Loch of the Lowes is gorgeous. This nest fledged two last year. It is the home of Laddie LM12 and Blue NC0. I adore Blue NC0. She is a great angler and she is not shy about getting a huge fish up on the nest for her chicks if Laddie isn’t delivering food quick enough!
Everyone is hoping that 2022 will be a fabulous year for Aran and Mrs G at Glaslyn. What a serene pastoral setting. Last year their three chicks perished.
There are, of course, many people who fell in love with Ospreys because of this nest, Loch Arkaig. We continue to hope for a miracle to happen and Aila to return after not being seen since August of 2020. That year her and Louis fledged the JJs – they stole our hearts and I personally cannot wait to see if JJ7 will be seen in Scotland this year.
Last year Louis bonded with another female at a close nest and fledged two beautiful chicks but not with the one he shared with Aila.
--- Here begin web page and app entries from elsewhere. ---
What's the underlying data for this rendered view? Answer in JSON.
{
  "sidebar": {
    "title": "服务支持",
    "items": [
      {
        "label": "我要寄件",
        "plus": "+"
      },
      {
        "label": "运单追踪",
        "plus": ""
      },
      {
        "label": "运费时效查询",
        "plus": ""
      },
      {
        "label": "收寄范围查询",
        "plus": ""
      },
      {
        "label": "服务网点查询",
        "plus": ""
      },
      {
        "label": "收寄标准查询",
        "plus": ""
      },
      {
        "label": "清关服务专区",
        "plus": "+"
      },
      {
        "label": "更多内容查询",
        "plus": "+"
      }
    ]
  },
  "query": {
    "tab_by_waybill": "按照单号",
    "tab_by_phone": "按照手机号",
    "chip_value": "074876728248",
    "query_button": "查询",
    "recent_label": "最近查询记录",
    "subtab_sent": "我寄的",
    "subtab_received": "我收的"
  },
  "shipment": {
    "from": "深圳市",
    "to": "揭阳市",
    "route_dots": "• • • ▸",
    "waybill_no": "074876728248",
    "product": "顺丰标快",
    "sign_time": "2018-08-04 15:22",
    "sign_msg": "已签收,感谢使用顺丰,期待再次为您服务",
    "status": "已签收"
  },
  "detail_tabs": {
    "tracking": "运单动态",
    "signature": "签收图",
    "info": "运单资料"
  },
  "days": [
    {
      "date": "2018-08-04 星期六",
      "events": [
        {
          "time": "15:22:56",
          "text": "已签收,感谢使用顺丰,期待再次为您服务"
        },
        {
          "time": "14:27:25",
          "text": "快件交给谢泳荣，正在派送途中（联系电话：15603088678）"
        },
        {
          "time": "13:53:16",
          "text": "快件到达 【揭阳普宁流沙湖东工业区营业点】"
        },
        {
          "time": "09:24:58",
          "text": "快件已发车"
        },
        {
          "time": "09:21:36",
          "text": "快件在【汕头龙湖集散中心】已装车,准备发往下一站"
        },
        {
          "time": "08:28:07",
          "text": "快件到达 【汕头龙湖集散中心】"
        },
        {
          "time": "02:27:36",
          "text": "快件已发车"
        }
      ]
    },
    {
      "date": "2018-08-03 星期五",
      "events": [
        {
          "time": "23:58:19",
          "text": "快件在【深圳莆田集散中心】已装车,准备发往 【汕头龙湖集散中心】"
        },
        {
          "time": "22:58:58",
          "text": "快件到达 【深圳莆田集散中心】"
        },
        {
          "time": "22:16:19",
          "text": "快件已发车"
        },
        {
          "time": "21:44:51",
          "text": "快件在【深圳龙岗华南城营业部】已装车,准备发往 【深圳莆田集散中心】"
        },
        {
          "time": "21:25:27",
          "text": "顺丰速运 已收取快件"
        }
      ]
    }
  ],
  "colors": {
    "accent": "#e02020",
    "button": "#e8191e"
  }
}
There are many, many more Osprey streaming cams in the UK and as the birds arrive I will be posting those. One of my favourites is the nest of White YW and Blue 35 in Cumbria at Foulshaw Moss. It is the home of Tiny Little, a third hatch so wee compared to the two older siblings, no one thought she would survive but, survive she did thanks to the ingenuity and hard work of the parents and her very own cleverness and determination.
The sun is out and there is a hint of blue in the sky today. Yesterday it was -8 and today it is a little colder at -13 C. I had a lovely walk accompanied by seven Black-capped Chickadees, a White Breasted Nuthatch and a Red Squirrel. They all knew I had seeds in my pocket!
They were so cute and it was a nice warm day for them, too.
There is still no sighting of Annie at The Campanile. It is very sad to say goodbye to her. She gave us and the world 13 beautiful chicks in the five years she was at the scrape as Grinnell’s mate. I hope by some miracle she returns and is only away quietly healing from an altercation. Send her your warmest wishes.
Thank you so much for joining me today. Take care everyone. See you soon.
My sincerest thanks go out to the following for their streaming cams where I took my screen captures and video clip: Glaslyn Bywyd Gwyllt, Friends of Loch of the Lowes and Woodland Trust, Loch Arkaig, People’s Post Code Lottery, Duke Farms, Dale Hollow Eagles, Friends of Big Bear Valley, Captiva Ospreys and Window on Wildlife.